|Cited Patent||Filing date||Publication date||Applicant||Title|
|US5720101 *||Aug 30, 1996||Feb 24, 1998||Teijin Seiki Boston, Inc||Hermetically sealed harmonic drive transmission manufacture|
|JPH074476A *||Title not available|
|JPH10318338A||Title not available|
|JPS6091044A *||Title not available|
|SU1754986A1 *||Title not available|
|1||*||U.S. publication to Kobayashi et al, Nov. 28, 2002.|
|2||*||U.S. publication to Kobayashi et al, published Dec. 12, 2002.*|
|Citing Patent||Filing date||Publication date||Applicant||Title|
|US6874231||Jul 11, 2003||Apr 5, 2005||Harmonic Drive Systems Inc.||Method of manufacturing a rigid internal gear of a wave gear device|
|US8020470 *||Sep 20, 2011||Honda Motor Co., Ltd.||Harmonic gear drive|
|US8516924||Mar 28, 2011||Aug 27, 2013||Industrial Technology Research Institute||Reducing mechanism and harmonic drive thereof|
|US20020184766 *||Apr 9, 2002||Dec 12, 2002||Masaru Kobayashi||Method of manufacturing a rigid internal gear of a wave gear device|
|US20040103536 *||Jul 11, 2003||Jun 3, 2004||Masaru Kobayashi||Method of manufacturing a rigid internal gear of a wave gear device|
|US20040103537 *||Jul 11, 2003||Jun 3, 2004||Masaru Kobayashi||Method of manufacturing a rigid internal gear of a wave gear device|
|US20070261516 *||May 14, 2007||Nov 15, 2007||Honda Motor Co., Ltd.||Harmonic gear drive|
|U.S. Classification||74/640, 29/893.3|
|International Classification||F16H1/32, F16H49/00|
|Cooperative Classification||F16H49/001, Y10T29/49467, Y10T74/19|
|Jul 15, 2002||AS||Assignment|
Owner name: HARMONIC DRIVE SYSTEMS INC., JAPAN
Free format text: ASSIGNMENT OF ASSIGNORS INTEREST;ASSIGNOR:KOBAYASHI, MASARU;REEL/FRAME:013090/0927
Effective date: 20020702
|Apr 20, 2007||FPAY||Fee payment|

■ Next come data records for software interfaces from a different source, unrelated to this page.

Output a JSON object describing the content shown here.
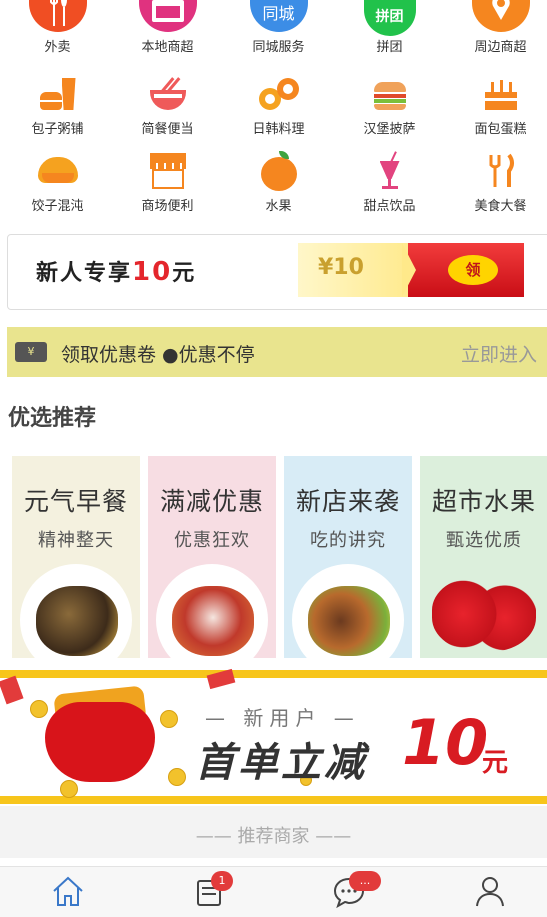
{
  "categories": [
    {
      "label": "外卖",
      "icon": "takeout-icon"
    },
    {
      "label": "本地商超",
      "icon": "supermarket-icon"
    },
    {
      "label": "同城服务",
      "icon": "city-service-icon",
      "icon_text": "同城"
    },
    {
      "label": "拼团",
      "icon": "group-buy-icon",
      "icon_text": "拼团"
    },
    {
      "label": "周边商超",
      "icon": "location-icon"
    },
    {
      "label": "包子粥铺",
      "icon": "bun-icon"
    },
    {
      "label": "简餐便当",
      "icon": "bowl-icon"
    },
    {
      "label": "日韩料理",
      "icon": "sushi-icon"
    },
    {
      "label": "汉堡披萨",
      "icon": "burger-icon"
    },
    {
      "label": "面包蛋糕",
      "icon": "cake-icon"
    },
    {
      "label": "饺子混沌",
      "icon": "dumpling-icon"
    },
    {
      "label": "商场便利",
      "icon": "store-icon"
    },
    {
      "label": "水果",
      "icon": "fruit-icon"
    },
    {
      "label": "甜点饮品",
      "icon": "drink-icon"
    },
    {
      "label": "美食大餐",
      "icon": "cutlery-icon"
    }
  ],
  "banner": {
    "prefix": "新人专享",
    "amount": "10",
    "unit": "元",
    "coupon_value": "¥10",
    "coupon_button": "领"
  },
  "coupon_bar": {
    "ticket_symbol": "¥",
    "text": "领取优惠卷 ●优惠不停",
    "action": "立即进入"
  },
  "section_title": "优选推荐",
  "cards": [
    {
      "title": "元气早餐",
      "subtitle": "精神整天",
      "bg": "#f4f1df"
    },
    {
      "title": "满减优惠",
      "subtitle": "优惠狂欢",
      "bg": "#f7dde3"
    },
    {
      "title": "新店来袭",
      "subtitle": "吃的讲究",
      "bg": "#d8ecf6"
    },
    {
      "title": "超市水果",
      "subtitle": "甄选优质",
      "bg": "#dcefdc"
    }
  ],
  "promo": {
    "sub": "— 新用户 —",
    "main": "首单立减",
    "amount": "10",
    "unit": "元"
  },
  "recommend_title": "—— 推荐商家 ——",
  "tabbar": {
    "orders_badge": "1",
    "messages_badge": "..."
  },
  "colors": {
    "orange": "#f5861f",
    "red": "#e4262c",
    "yellow": "#f7c51b",
    "blue": "#3a78c9"
  }
}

Year of fee payment: 4
|Apr 20, 2011||FPAY||Fee payment|
Year of fee payment: 8
|May 6, 2015||FPAY||Fee payment|
Year of fee payment: 12